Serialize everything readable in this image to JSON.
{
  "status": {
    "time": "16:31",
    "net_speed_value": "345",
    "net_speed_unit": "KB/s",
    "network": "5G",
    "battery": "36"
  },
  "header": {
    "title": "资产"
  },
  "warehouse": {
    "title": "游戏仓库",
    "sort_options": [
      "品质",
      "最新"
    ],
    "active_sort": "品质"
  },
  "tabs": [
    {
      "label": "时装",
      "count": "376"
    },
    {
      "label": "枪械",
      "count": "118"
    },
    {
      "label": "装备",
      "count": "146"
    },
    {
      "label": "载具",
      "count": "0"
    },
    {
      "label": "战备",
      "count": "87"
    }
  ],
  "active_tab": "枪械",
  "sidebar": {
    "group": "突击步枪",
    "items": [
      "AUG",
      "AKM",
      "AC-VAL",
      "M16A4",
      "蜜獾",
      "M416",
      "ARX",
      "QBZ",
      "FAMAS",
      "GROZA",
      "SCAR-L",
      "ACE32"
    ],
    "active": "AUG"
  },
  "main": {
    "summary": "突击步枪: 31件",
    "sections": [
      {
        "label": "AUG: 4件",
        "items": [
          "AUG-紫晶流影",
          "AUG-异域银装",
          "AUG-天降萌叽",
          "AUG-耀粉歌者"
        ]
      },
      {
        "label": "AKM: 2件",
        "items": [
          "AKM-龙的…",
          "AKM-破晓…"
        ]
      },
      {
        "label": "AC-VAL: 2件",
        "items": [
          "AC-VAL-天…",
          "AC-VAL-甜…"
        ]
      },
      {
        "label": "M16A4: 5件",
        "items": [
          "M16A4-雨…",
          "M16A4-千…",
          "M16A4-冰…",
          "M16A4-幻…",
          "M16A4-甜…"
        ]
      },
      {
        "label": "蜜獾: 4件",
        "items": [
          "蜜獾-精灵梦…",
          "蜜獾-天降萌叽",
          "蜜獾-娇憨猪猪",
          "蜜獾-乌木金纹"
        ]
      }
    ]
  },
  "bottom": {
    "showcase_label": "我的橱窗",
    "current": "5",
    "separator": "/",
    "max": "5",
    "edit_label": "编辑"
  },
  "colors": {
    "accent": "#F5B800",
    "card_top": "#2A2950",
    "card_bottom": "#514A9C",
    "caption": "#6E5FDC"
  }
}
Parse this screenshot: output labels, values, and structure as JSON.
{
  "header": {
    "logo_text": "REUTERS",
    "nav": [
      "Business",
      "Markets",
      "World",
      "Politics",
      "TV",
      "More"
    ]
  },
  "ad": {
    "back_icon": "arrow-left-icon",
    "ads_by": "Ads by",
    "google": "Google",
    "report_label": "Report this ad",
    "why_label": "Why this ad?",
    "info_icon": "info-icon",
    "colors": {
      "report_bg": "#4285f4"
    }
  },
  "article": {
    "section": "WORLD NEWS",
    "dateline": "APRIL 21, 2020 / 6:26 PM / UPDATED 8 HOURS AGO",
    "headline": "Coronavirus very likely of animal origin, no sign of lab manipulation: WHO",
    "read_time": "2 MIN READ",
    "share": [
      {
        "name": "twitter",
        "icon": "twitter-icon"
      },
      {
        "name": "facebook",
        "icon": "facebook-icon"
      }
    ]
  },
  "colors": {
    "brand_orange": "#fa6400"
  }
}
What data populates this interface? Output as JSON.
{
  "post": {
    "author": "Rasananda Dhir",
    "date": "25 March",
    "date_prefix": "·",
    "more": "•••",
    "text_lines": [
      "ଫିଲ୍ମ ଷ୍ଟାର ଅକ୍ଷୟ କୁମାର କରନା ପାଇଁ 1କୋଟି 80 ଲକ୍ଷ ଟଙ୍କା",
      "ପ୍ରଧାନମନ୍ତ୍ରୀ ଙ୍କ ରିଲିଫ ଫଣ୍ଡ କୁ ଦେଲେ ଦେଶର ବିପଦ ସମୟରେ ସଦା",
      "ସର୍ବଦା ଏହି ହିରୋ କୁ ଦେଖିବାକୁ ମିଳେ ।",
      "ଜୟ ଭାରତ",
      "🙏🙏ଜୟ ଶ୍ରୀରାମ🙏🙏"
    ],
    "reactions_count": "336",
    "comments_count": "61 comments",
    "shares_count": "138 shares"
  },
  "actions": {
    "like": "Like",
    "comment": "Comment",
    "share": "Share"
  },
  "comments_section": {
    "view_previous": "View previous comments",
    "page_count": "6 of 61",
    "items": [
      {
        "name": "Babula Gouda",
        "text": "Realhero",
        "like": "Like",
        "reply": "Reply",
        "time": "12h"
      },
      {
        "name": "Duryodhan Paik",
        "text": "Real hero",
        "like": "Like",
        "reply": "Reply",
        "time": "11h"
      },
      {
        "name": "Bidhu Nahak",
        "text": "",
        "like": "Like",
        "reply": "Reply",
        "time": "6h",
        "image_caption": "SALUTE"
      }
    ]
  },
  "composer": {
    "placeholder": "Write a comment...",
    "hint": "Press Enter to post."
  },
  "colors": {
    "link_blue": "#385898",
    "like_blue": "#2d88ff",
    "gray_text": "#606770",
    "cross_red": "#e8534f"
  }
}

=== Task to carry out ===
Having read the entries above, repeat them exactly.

=== Solution to the exercise ===
Serialize everything readable in this image to JSON.
{
  "status": {
    "time": "16:31",
    "net_speed_value": "345",
    "net_speed_unit": "KB/s",
    "network": "5G",
    "battery": "36"
  },
  "header": {
    "title": "资产"
  },
  "warehouse": {
    "title": "游戏仓库",
    "sort_options": [
      "品质",
      "最新"
    ],
    "active_sort": "品质"
  },
  "tabs": [
    {
      "label": "时装",
      "count": "376"
    },
    {
      "label": "枪械",
      "count": "118"
    },
    {
      "label": "装备",
      "count": "146"
    },
    {
      "label": "载具",
      "count": "0"
    },
    {
      "label": "战备",
      "count": "87"
    }
  ],
  "active_tab": "枪械",
  "sidebar": {
    "group": "突击步枪",
    "items": [
      "AUG",
      "AKM",
      "AC-VAL",
      "M16A4",
      "蜜獾",
      "M416",
      "ARX",
      "QBZ",
      "FAMAS",
      "GROZA",
      "SCAR-L",
      "ACE32"
    ],
    "active": "AUG"
  },
  "main": {
    "summary": "突击步枪: 31件",
    "sections": [
      {
        "label": "AUG: 4件",
        "items": [
          "AUG-紫晶流影",
          "AUG-异域银装",
          "AUG-天降萌叽",
          "AUG-耀粉歌者"
        ]
      },
      {
        "label": "AKM: 2件",
        "items": [
          "AKM-龙的…",
          "AKM-破晓…"
        ]
      },
      {
        "label": "AC-VAL: 2件",
        "items": [
          "AC-VAL-天…",
          "AC-VAL-甜…"
        ]
      },
      {
        "label": "M16A4: 5件",
        "items": [
          "M16A4-雨…",
          "M16A4-千…",
          "M16A4-冰…",
          "M16A4-幻…",
          "M16A4-甜…"
        ]
      },
      {
        "label": "蜜獾: 4件",
        "items": [
          "蜜獾-精灵梦…",
          "蜜獾-天降萌叽",
          "蜜獾-娇憨猪猪",
          "蜜獾-乌木金纹"
        ]
      }
    ]
  },
  "bottom": {
    "showcase_label": "我的橱窗",
    "current": "5",
    "separator": "/",
    "max": "5",
    "edit_label": "编辑"
  },
  "colors": {
    "accent": "#F5B800",
    "card_top": "#2A2950",
    "card_bottom": "#514A9C",
    "caption": "#6E5FDC"
  }
}
Parse this screenshot: output labels, values, and structure as JSON.
{
  "header": {
    "logo_text": "REUTERS",
    "nav": [
      "Business",
      "Markets",
      "World",
      "Politics",
      "TV",
      "More"
    ]
  },
  "ad": {
    "back_icon": "arrow-left-icon",
    "ads_by": "Ads by",
    "google": "Google",
    "report_label": "Report this ad",
    "why_label": "Why this ad?",
    "info_icon": "info-icon",
    "colors": {
      "report_bg": "#4285f4"
    }
  },
  "article": {
    "section": "WORLD NEWS",
    "dateline": "APRIL 21, 2020 / 6:26 PM / UPDATED 8 HOURS AGO",
    "headline": "Coronavirus very likely of animal origin, no sign of lab manipulation: WHO",
    "read_time": "2 MIN READ",
    "share": [
      {
        "name": "twitter",
        "icon": "twitter-icon"
      },
      {
        "name": "facebook",
        "icon": "facebook-icon"
      }
    ]
  },
  "colors": {
    "brand_orange": "#fa6400"
  }
}
What data populates this interface? Output as JSON.
{
  "post": {
    "author": "Rasananda Dhir",
    "date": "25 March",
    "date_prefix": "·",
    "more": "•••",
    "text_lines": [
      "ଫିଲ୍ମ ଷ୍ଟାର ଅକ୍ଷୟ କୁମାର କରନା ପାଇଁ 1କୋଟି 80 ଲକ୍ଷ ଟଙ୍କା",
      "ପ୍ରଧାନମନ୍ତ୍ରୀ ଙ୍କ ରିଲିଫ ଫଣ୍ଡ କୁ ଦେଲେ ଦେଶର ବିପଦ ସମୟରେ ସଦା",
      "ସର୍ବଦା ଏହି ହିରୋ କୁ ଦେଖିବାକୁ ମିଳେ ।",
      "ଜୟ ଭାରତ",
      "🙏🙏ଜୟ ଶ୍ରୀରାମ🙏🙏"
    ],
    "reactions_count": "336",
    "comments_count": "61 comments",
    "shares_count": "138 shares"
  },
  "actions": {
    "like": "Like",
    "comment": "Comment",
    "share": "Share"
  },
  "comments_section": {
    "view_previous": "View previous comments",
    "page_count": "6 of 61",
    "items": [
      {
        "name": "Babula Gouda",
        "text": "Realhero",
        "like": "Like",
        "reply": "Reply",
        "time": "12h"
      },
      {
        "name": "Duryodhan Paik",
        "text": "Real hero",
        "like": "Like",
        "reply": "Reply",
        "time": "11h"
      },
      {
        "name": "Bidhu Nahak",
        "text": "",
        "like": "Like",
        "reply": "Reply",
        "time": "6h",
        "image_caption": "SALUTE"
      }
    ]
  },
  "composer": {
    "placeholder": "Write a comment...",
    "hint": "Press Enter to post."
  },
  "colors": {
    "link_blue": "#385898",
    "like_blue": "#2d88ff",
    "gray_text": "#606770",
    "cross_red": "#e8534f"
  }
}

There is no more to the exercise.